Check each line of the listing, and copy it if it contains the word "оказанные".

#### [EXTRACTED DATA]
★ ★ ★

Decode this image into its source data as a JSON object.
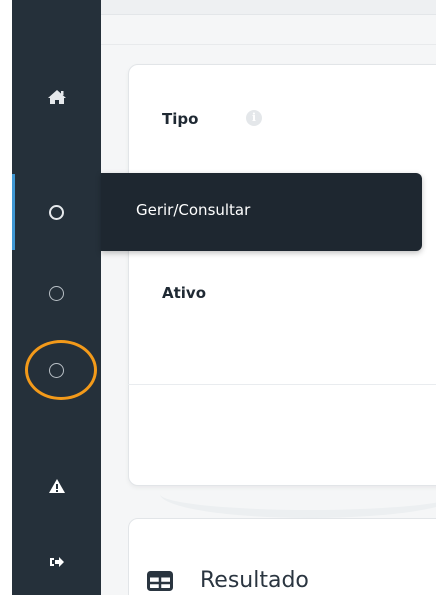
{
  "sidebar": {
    "items": [
      {
        "name": "home",
        "icon": "home-icon"
      },
      {
        "name": "gerir-consultar",
        "icon": "circle-icon",
        "active": true
      },
      {
        "name": "item-3",
        "icon": "circle-icon"
      },
      {
        "name": "item-4",
        "icon": "circle-icon",
        "highlighted": true
      },
      {
        "name": "warning",
        "icon": "warning-icon"
      },
      {
        "name": "logout",
        "icon": "sign-out-icon"
      }
    ]
  },
  "tooltip": {
    "label": "Gerir/Consultar"
  },
  "form": {
    "tipo_label": "Tipo",
    "ativo_label": "Ativo"
  },
  "result": {
    "title": "Resultado",
    "icon": "table-icon"
  },
  "colors": {
    "sidebar_bg": "#25303a",
    "active_indicator": "#3f97d3",
    "highlight_ring": "#f39a1a",
    "tooltip_bg": "#1e2730"
  }
}
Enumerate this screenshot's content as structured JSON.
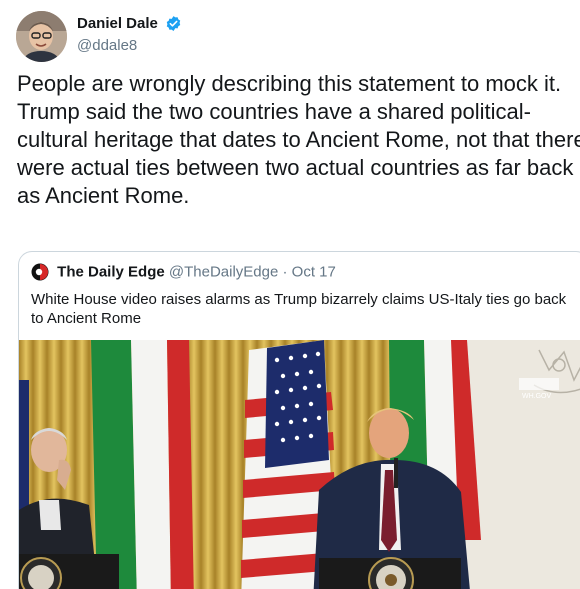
{
  "author": {
    "display_name": "Daniel Dale",
    "handle": "@ddale8",
    "avatar_icon": "person-avatar-icon",
    "verified_icon": "verified-badge-icon"
  },
  "tweet": {
    "text": "People are wrongly describing this statement to mock it. Trump said the two countries have a shared political-cultural heritage that dates to Ancient Rome, not that there were actual ties between two actual countries as far back as Ancient Rome."
  },
  "quote": {
    "logo_icon": "daily-edge-logo-icon",
    "name": "The Daily Edge",
    "handle": "@TheDailyEdge",
    "separator": "·",
    "date": "Oct 17",
    "text": "White House video raises alarms as Trump bizarrely claims US-Italy ties go back to Ancient Rome",
    "media_watermark": "WH.GOV"
  },
  "colors": {
    "verified": "#1da1f2",
    "secondary_text": "#657786",
    "border": "#ccd6dd",
    "curtain_gold": "#c9a341",
    "italy_green": "#1e8a3c",
    "italy_red": "#cf2a2a",
    "us_blue": "#1d2c6b"
  }
}
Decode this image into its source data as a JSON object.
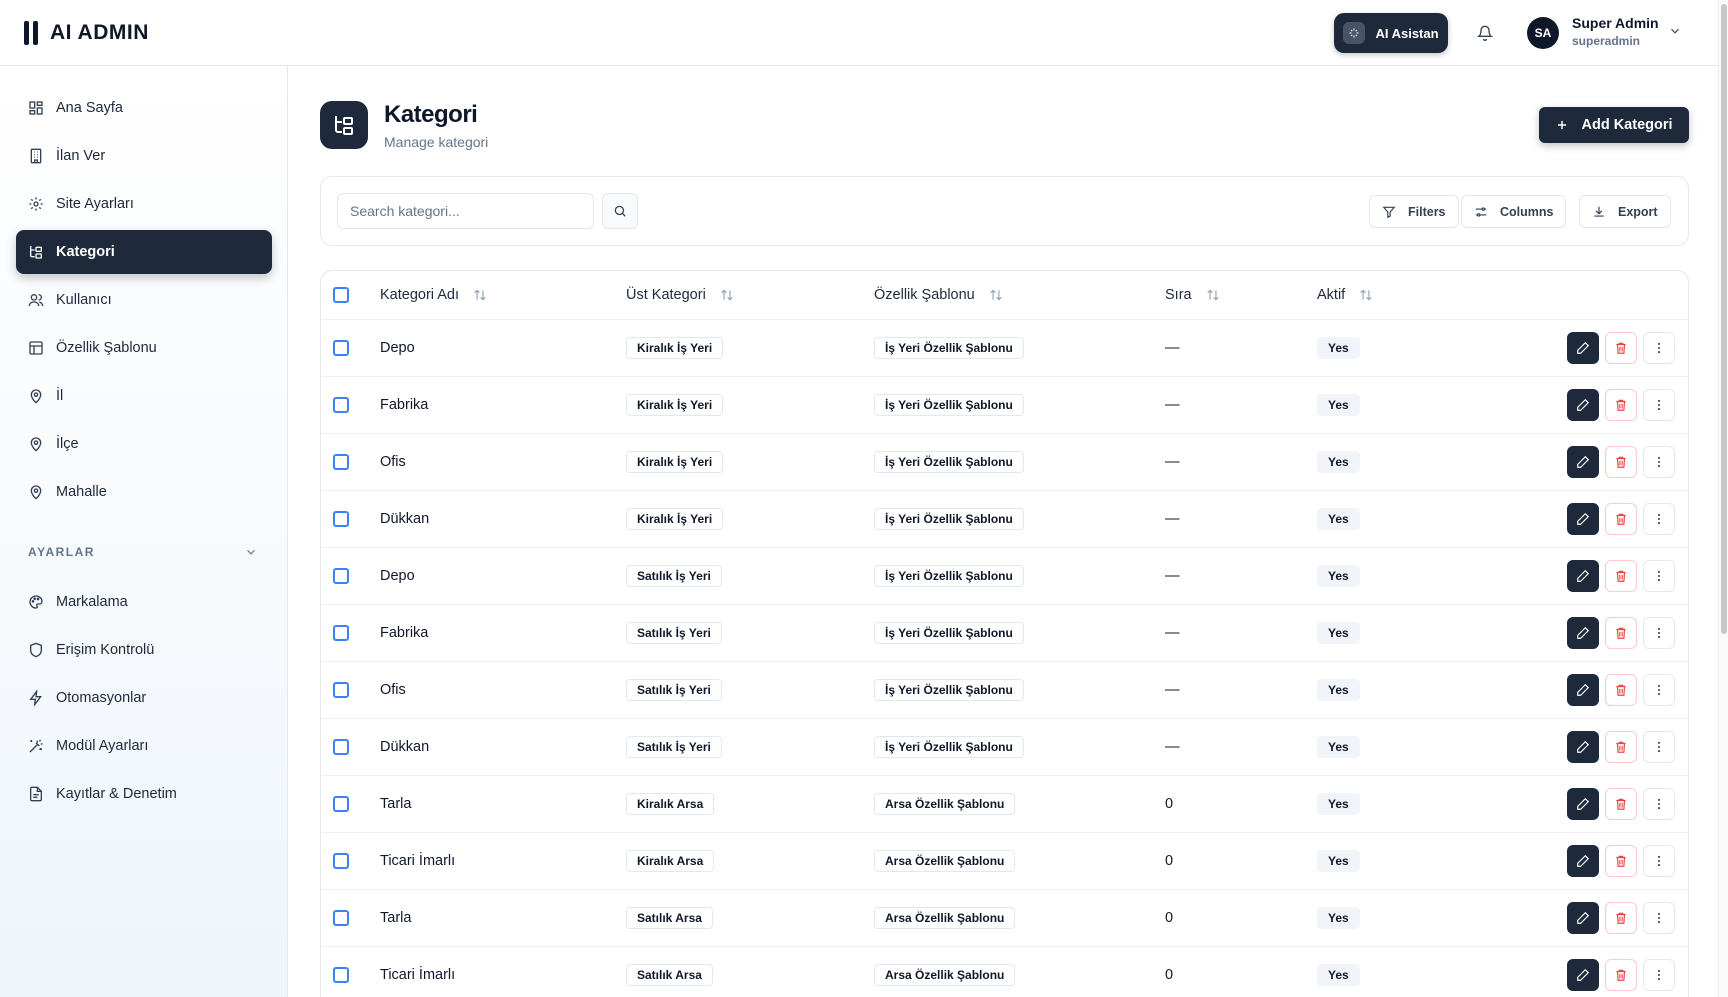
{
  "app": {
    "title": "AI ADMIN"
  },
  "header": {
    "ai_button": "AI Asistan",
    "user": {
      "initials": "SA",
      "name": "Super Admin",
      "role": "superadmin"
    }
  },
  "sidebar": {
    "items": [
      {
        "label": "Ana Sayfa",
        "icon": "grid-icon",
        "active": false
      },
      {
        "label": "İlan Ver",
        "icon": "building-icon",
        "active": false
      },
      {
        "label": "Site Ayarları",
        "icon": "gear-icon",
        "active": false
      },
      {
        "label": "Kategori",
        "icon": "tree-icon",
        "active": true
      },
      {
        "label": "Kullanıcı",
        "icon": "users-icon",
        "active": false
      },
      {
        "label": "Özellik Şablonu",
        "icon": "layout-icon",
        "active": false
      },
      {
        "label": "İl",
        "icon": "map-pin-icon",
        "active": false
      },
      {
        "label": "İlçe",
        "icon": "map-pin-icon",
        "active": false
      },
      {
        "label": "Mahalle",
        "icon": "map-pin-icon",
        "active": false
      }
    ],
    "section_label": "AYARLAR",
    "settings_items": [
      {
        "label": "Markalama",
        "icon": "palette-icon"
      },
      {
        "label": "Erişim Kontrolü",
        "icon": "shield-icon"
      },
      {
        "label": "Otomasyonlar",
        "icon": "bolt-icon"
      },
      {
        "label": "Modül Ayarları",
        "icon": "wand-icon"
      },
      {
        "label": "Kayıtlar & Denetim",
        "icon": "file-icon"
      }
    ]
  },
  "page": {
    "title": "Kategori",
    "subtitle": "Manage kategori",
    "add_button": "Add Kategori"
  },
  "toolbar": {
    "search_placeholder": "Search kategori...",
    "filters": "Filters",
    "columns": "Columns",
    "export": "Export"
  },
  "table": {
    "headers": [
      "Kategori Adı",
      "Üst Kategori",
      "Özellik Şablonu",
      "Sıra",
      "Aktif"
    ],
    "rows": [
      {
        "name": "Depo",
        "parent": "Kiralık İş Yeri",
        "template": "İş Yeri Özellik Şablonu",
        "order": "—",
        "active": "Yes"
      },
      {
        "name": "Fabrika",
        "parent": "Kiralık İş Yeri",
        "template": "İş Yeri Özellik Şablonu",
        "order": "—",
        "active": "Yes"
      },
      {
        "name": "Ofis",
        "parent": "Kiralık İş Yeri",
        "template": "İş Yeri Özellik Şablonu",
        "order": "—",
        "active": "Yes"
      },
      {
        "name": "Dükkan",
        "parent": "Kiralık İş Yeri",
        "template": "İş Yeri Özellik Şablonu",
        "order": "—",
        "active": "Yes"
      },
      {
        "name": "Depo",
        "parent": "Satılık İş Yeri",
        "template": "İş Yeri Özellik Şablonu",
        "order": "—",
        "active": "Yes"
      },
      {
        "name": "Fabrika",
        "parent": "Satılık İş Yeri",
        "template": "İş Yeri Özellik Şablonu",
        "order": "—",
        "active": "Yes"
      },
      {
        "name": "Ofis",
        "parent": "Satılık İş Yeri",
        "template": "İş Yeri Özellik Şablonu",
        "order": "—",
        "active": "Yes"
      },
      {
        "name": "Dükkan",
        "parent": "Satılık İş Yeri",
        "template": "İş Yeri Özellik Şablonu",
        "order": "—",
        "active": "Yes"
      },
      {
        "name": "Tarla",
        "parent": "Kiralık Arsa",
        "template": "Arsa Özellik Şablonu",
        "order": "0",
        "active": "Yes"
      },
      {
        "name": "Ticari İmarlı",
        "parent": "Kiralık Arsa",
        "template": "Arsa Özellik Şablonu",
        "order": "0",
        "active": "Yes"
      },
      {
        "name": "Tarla",
        "parent": "Satılık Arsa",
        "template": "Arsa Özellik Şablonu",
        "order": "0",
        "active": "Yes"
      },
      {
        "name": "Ticari İmarlı",
        "parent": "Satılık Arsa",
        "template": "Arsa Özellik Şablonu",
        "order": "0",
        "active": "Yes"
      }
    ]
  },
  "colors": {
    "primary": "#1e293b",
    "checkbox": "#3b82f6",
    "danger": "#ef4444",
    "muted": "#64748b"
  }
}
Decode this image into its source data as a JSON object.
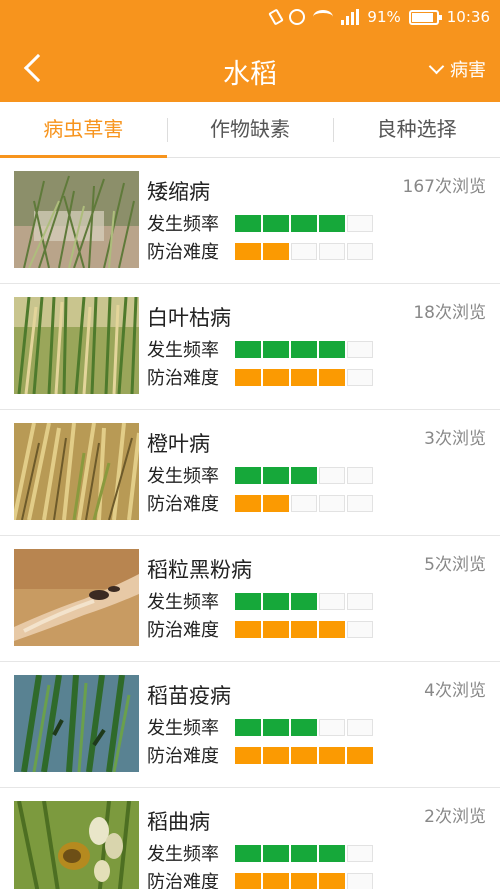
{
  "status_bar": {
    "battery": "91%",
    "time": "10:36"
  },
  "header": {
    "title": "水稻",
    "filter_label": "病害"
  },
  "tabs": [
    {
      "label": "病虫草害",
      "active": true
    },
    {
      "label": "作物缺素",
      "active": false
    },
    {
      "label": "良种选择",
      "active": false
    }
  ],
  "labels": {
    "frequency": "发生频率",
    "difficulty": "防治难度"
  },
  "colors": {
    "accent": "#f7941d",
    "frequency_bar": "#16a83a",
    "difficulty_bar": "#fb9a02"
  },
  "items": [
    {
      "name": "矮缩病",
      "views": "167次浏览",
      "frequency": 4,
      "difficulty": 2
    },
    {
      "name": "白叶枯病",
      "views": "18次浏览",
      "frequency": 4,
      "difficulty": 4
    },
    {
      "name": "橙叶病",
      "views": "3次浏览",
      "frequency": 3,
      "difficulty": 2
    },
    {
      "name": "稻粒黑粉病",
      "views": "5次浏览",
      "frequency": 3,
      "difficulty": 4
    },
    {
      "name": "稻苗疫病",
      "views": "4次浏览",
      "frequency": 3,
      "difficulty": 5
    },
    {
      "name": "稻曲病",
      "views": "2次浏览",
      "frequency": 4,
      "difficulty": 4
    }
  ]
}
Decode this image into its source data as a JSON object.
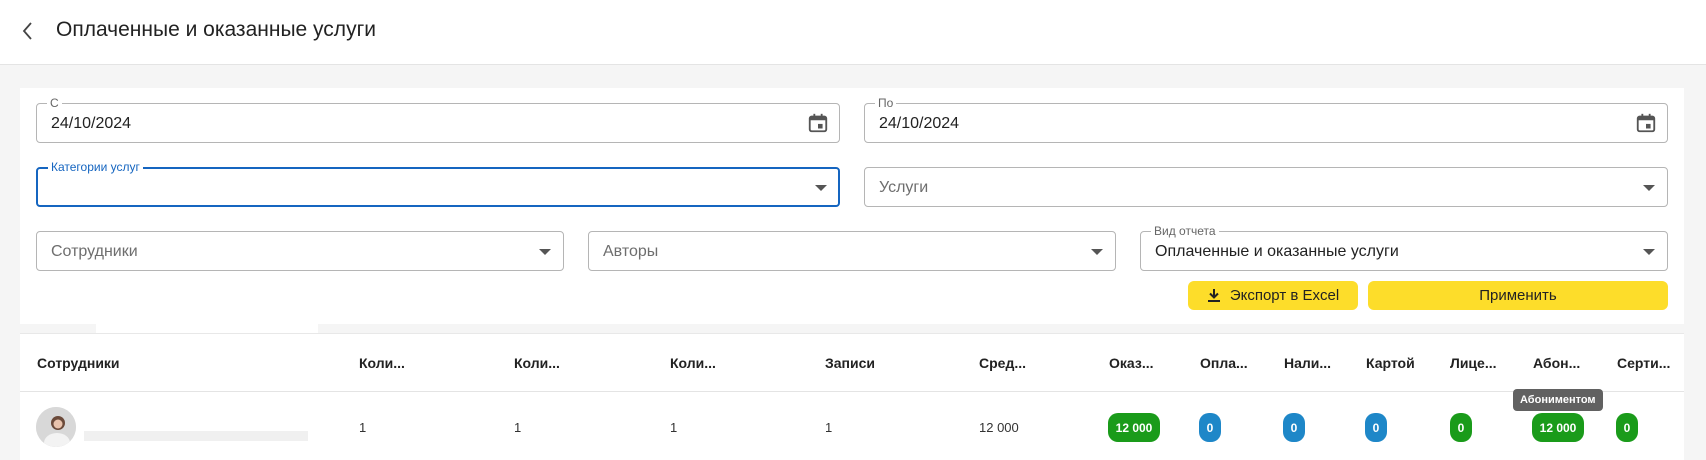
{
  "header": {
    "title": "Оплаченные и оказанные услуги"
  },
  "filters": {
    "date_from": {
      "label": "С",
      "value": "24/10/2024"
    },
    "date_to": {
      "label": "По",
      "value": "24/10/2024"
    },
    "categories": {
      "label": "Категории услуг",
      "value": ""
    },
    "services": {
      "placeholder": "Услуги"
    },
    "employees": {
      "placeholder": "Сотрудники"
    },
    "authors": {
      "placeholder": "Авторы"
    },
    "report_type": {
      "label": "Вид отчета",
      "value": "Оплаченные и оказанные услуги"
    },
    "export_label": "Экспорт в Excel",
    "apply_label": "Применить"
  },
  "table": {
    "columns": [
      "Сотрудники",
      "Коли...",
      "Коли...",
      "Коли...",
      "Записи",
      "Сред...",
      "Оказ...",
      "Опла...",
      "Нали...",
      "Картой",
      "Лице...",
      "Абон...",
      "Серти..."
    ],
    "row": {
      "c1": "1",
      "c2": "1",
      "c3": "1",
      "c4": "1",
      "avg": "12 000",
      "b_done": "12 000",
      "b_paid": "0",
      "b_cash": "0",
      "b_card": "0",
      "b_personal": "0",
      "b_subscription": "12 000",
      "b_cert": "0"
    },
    "tooltip": "Абониментом"
  },
  "colors": {
    "accent_yellow": "#fddd2a",
    "focus_blue": "#1565c0",
    "badge_green": "#1a9b1a",
    "badge_blue": "#1e87c8"
  }
}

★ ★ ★

#### [EXERCISE RESULT]
    "title": "Оплаченные и оказанные услуги"
      "value": "Оплаченные и оказанные услуги"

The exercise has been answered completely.